It would be a machine learning model, of course, or rather a set of them, each trained on several hours of speech by people with a specific accent. Good thing Alexa has a worldwide presence! Amazon has an avalanche of audio samples coming in from Echoes and other devices all over the place, so many accents are likely already accounted for in their library. From there it’s just a matter of soliciting voice recordings from any group that’s underrepresented in that dataset.

Research along these lines has certainly been done already, but Amazon seems to have the jump on others on the creation of a specific system for using that knowledge in product form.

Notably the patent allows for a bit of cheating on the system’s part: it doesn’t have to scramble during the first few seconds to identify your accent, but can stack the deck a bit by checking the device’s location, phone number, previous accents encountered on that line, or of course simply allowing the speaker to pick their accent manually. Of course there will still be a variety within, say, a selected accent of “Pakistani,” but with enough data the system should be able to detect and accommodate those as well.

As always with patents there’s no guarantee this will actually take product form; it could just be research or a “defensive” patent intended to prevent rivals from creating a system like this in the meantime. But in this case I feel confident that there’s a real possibility a product will ship in the next year or so.

Amazon starts canceling free Echo Spot orders

Let’s be honest. We all knew this was too good to last, right? For a few brief moments, Amazon’s Echo Spot was listed at $0.00. The smart device quickly went out of stock, only to have its price balloon back up to $129. Those who managed to pick one up crossed their fingers in hopes […]

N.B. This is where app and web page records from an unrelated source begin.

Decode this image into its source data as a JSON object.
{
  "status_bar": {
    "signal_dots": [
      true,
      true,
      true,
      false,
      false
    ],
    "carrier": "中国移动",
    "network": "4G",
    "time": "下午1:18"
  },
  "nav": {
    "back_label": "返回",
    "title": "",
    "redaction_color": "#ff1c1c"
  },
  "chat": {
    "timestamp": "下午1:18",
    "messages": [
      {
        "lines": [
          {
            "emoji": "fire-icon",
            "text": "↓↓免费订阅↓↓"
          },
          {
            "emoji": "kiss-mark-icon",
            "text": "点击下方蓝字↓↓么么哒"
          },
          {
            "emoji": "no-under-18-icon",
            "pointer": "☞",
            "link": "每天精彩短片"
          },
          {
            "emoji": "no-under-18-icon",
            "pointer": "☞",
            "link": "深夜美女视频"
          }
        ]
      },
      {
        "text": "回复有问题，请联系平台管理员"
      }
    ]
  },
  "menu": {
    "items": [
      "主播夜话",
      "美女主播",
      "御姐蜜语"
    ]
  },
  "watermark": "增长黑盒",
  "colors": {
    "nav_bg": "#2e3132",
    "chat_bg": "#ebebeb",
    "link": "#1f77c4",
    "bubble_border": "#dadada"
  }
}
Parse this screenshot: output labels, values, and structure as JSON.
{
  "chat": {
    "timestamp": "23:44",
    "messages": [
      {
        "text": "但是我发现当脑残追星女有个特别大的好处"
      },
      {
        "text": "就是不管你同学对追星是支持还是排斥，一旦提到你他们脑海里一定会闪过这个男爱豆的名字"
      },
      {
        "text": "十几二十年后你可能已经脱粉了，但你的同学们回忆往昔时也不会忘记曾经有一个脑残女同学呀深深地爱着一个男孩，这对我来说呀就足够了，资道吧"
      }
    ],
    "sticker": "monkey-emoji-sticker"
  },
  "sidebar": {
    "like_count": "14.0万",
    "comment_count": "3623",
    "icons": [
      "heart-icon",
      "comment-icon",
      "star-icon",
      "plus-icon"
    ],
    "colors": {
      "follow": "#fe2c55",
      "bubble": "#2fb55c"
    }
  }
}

Let’s be honest. We all knew this was too good to last, right? For a few brief moments, Amazon’s Echo Spot was listed at $0.00. The smart device quickly went out of stock, only to have its price balloon back up to $129. Those who managed to pick one up crossed their fingers in hopes that the company would still make good.

Users (a few of our staff members included) are reporting, however, that the company has begun canceling orders placed within the window. It doesn’t appear to be a blanket cancelation at the moment, but that may well just be the time it takes to process what must have hundreds of orders, at least. Interestingly, the white version of the device (the one that was momentarily free) is still listed as being “currently unavailable” on the site.

We’re still waiting to hear back from Amazon about what, precisely, went down here. We’ve nudged them again this morning, in hopes of getting more information on the cancelation — and whether the company will, at the very, offer up something as consolation to disappointed bargain hunters.

Alexa Cast Will Allow Users To Throw Audio To Alexa-Enabled Devices Like AirPlay And Google Cast

Amazon Alexa Cast will soon allow users to throw audio to Alexa-enabled devices like Apple AirPlay and Google Cast. Here are the details. [ Continue reading this over at RedmondPie.com ]

Amazon Alexa Cast will soon allow users to throw audio to Alexa-enabled devices like Apple AirPlay and Google Cast. Here are the details.


[ Continue reading this over at RedmondPie.com ]